What the exercise asks: Every line of the records below that has the word "Guest" should be copied.

——————————

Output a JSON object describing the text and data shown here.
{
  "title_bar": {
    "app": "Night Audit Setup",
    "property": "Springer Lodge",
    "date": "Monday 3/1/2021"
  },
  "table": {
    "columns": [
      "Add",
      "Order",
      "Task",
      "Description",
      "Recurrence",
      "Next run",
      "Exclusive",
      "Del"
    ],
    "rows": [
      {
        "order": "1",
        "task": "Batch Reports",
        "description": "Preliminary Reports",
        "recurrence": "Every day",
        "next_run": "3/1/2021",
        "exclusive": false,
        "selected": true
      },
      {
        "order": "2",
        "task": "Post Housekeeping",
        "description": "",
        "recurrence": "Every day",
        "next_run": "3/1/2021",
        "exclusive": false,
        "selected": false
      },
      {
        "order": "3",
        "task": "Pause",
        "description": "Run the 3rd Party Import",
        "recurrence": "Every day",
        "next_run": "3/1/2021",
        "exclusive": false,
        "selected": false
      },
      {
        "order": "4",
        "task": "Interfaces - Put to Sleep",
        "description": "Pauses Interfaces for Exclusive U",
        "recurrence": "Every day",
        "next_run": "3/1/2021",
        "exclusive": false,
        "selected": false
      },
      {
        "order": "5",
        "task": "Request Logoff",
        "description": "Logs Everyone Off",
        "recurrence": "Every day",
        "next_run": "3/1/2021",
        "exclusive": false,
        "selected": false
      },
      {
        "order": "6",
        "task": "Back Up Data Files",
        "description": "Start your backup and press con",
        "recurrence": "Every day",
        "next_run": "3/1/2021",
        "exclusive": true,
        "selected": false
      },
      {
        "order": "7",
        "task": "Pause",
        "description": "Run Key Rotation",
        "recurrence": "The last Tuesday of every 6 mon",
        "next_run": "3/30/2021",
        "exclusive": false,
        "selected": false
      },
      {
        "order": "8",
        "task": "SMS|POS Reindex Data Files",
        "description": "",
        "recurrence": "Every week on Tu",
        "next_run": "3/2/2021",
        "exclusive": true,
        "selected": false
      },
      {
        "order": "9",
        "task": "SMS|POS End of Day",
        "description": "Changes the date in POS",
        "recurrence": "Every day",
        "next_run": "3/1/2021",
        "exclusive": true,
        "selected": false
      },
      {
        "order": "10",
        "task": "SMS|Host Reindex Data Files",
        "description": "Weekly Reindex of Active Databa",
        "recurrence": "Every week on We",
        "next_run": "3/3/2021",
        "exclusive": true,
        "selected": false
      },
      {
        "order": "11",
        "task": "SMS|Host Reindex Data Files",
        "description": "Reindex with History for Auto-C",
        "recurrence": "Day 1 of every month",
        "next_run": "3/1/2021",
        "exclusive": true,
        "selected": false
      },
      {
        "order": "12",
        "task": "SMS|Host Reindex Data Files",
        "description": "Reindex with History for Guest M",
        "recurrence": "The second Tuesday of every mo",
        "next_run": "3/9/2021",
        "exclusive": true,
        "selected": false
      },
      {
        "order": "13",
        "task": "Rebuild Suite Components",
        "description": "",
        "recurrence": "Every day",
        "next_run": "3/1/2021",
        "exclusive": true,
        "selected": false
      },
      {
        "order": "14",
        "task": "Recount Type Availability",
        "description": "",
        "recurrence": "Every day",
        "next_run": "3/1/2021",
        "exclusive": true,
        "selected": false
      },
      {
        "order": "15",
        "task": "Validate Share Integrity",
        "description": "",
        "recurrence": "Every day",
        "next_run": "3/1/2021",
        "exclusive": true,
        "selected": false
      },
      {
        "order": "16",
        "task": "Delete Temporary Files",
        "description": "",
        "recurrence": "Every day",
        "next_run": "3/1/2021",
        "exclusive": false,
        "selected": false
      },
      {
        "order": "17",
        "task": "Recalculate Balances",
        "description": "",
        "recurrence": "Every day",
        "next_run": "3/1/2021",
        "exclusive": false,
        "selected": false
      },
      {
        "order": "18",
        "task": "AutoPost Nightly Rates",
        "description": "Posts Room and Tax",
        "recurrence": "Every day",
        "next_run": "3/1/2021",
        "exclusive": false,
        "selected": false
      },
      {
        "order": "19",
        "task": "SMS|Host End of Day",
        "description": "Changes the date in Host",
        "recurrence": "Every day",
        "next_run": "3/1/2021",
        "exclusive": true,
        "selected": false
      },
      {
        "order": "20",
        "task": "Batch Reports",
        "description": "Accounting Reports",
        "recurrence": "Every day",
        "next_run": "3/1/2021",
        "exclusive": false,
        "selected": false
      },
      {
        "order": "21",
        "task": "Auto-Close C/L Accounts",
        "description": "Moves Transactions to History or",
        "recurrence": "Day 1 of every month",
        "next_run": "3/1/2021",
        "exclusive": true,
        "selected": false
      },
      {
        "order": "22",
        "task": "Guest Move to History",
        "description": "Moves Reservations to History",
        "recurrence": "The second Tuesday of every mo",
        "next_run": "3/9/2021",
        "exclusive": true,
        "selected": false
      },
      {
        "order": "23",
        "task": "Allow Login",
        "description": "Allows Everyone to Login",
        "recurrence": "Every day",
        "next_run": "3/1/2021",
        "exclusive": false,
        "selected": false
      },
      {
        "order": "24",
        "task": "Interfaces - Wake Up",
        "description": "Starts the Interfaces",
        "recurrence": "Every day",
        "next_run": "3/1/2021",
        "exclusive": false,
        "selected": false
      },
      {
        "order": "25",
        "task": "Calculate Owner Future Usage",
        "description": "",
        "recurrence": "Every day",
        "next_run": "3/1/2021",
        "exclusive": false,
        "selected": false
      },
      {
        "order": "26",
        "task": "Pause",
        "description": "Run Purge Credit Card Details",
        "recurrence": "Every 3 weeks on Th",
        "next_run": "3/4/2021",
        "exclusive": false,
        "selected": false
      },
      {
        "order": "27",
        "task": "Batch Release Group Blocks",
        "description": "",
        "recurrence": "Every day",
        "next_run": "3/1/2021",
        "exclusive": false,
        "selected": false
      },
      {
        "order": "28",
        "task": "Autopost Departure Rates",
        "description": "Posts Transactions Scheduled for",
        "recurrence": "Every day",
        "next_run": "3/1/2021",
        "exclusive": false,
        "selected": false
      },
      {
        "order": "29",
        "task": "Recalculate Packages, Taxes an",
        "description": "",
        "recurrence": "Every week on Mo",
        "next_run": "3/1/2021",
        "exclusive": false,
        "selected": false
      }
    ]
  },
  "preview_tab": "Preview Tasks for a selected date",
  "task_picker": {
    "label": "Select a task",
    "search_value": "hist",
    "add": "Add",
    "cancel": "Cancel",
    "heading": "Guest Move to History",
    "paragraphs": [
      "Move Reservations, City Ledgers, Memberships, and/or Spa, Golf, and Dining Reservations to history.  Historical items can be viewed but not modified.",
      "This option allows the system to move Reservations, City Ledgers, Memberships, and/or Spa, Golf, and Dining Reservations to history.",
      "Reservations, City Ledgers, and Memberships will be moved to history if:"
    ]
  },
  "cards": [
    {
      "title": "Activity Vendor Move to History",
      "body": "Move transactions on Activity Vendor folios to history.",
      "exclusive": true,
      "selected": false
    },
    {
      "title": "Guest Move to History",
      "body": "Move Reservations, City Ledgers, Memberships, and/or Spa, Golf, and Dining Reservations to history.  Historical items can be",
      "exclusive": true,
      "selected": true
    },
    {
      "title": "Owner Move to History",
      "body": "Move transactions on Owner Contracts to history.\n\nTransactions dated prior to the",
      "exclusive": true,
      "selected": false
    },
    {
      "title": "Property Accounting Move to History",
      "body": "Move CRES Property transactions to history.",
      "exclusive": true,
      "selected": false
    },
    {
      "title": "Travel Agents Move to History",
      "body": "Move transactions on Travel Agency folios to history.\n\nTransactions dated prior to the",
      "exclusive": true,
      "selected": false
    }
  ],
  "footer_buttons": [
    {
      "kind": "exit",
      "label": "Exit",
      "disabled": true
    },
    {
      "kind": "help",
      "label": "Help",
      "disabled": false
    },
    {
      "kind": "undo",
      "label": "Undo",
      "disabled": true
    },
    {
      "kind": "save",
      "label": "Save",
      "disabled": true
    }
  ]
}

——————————

Task answer:
        "description": "Reindex with History for Guest M",
        "task": "Guest Move to History",
    "heading": "Guest Move to History",
      "title": "Guest Move to History",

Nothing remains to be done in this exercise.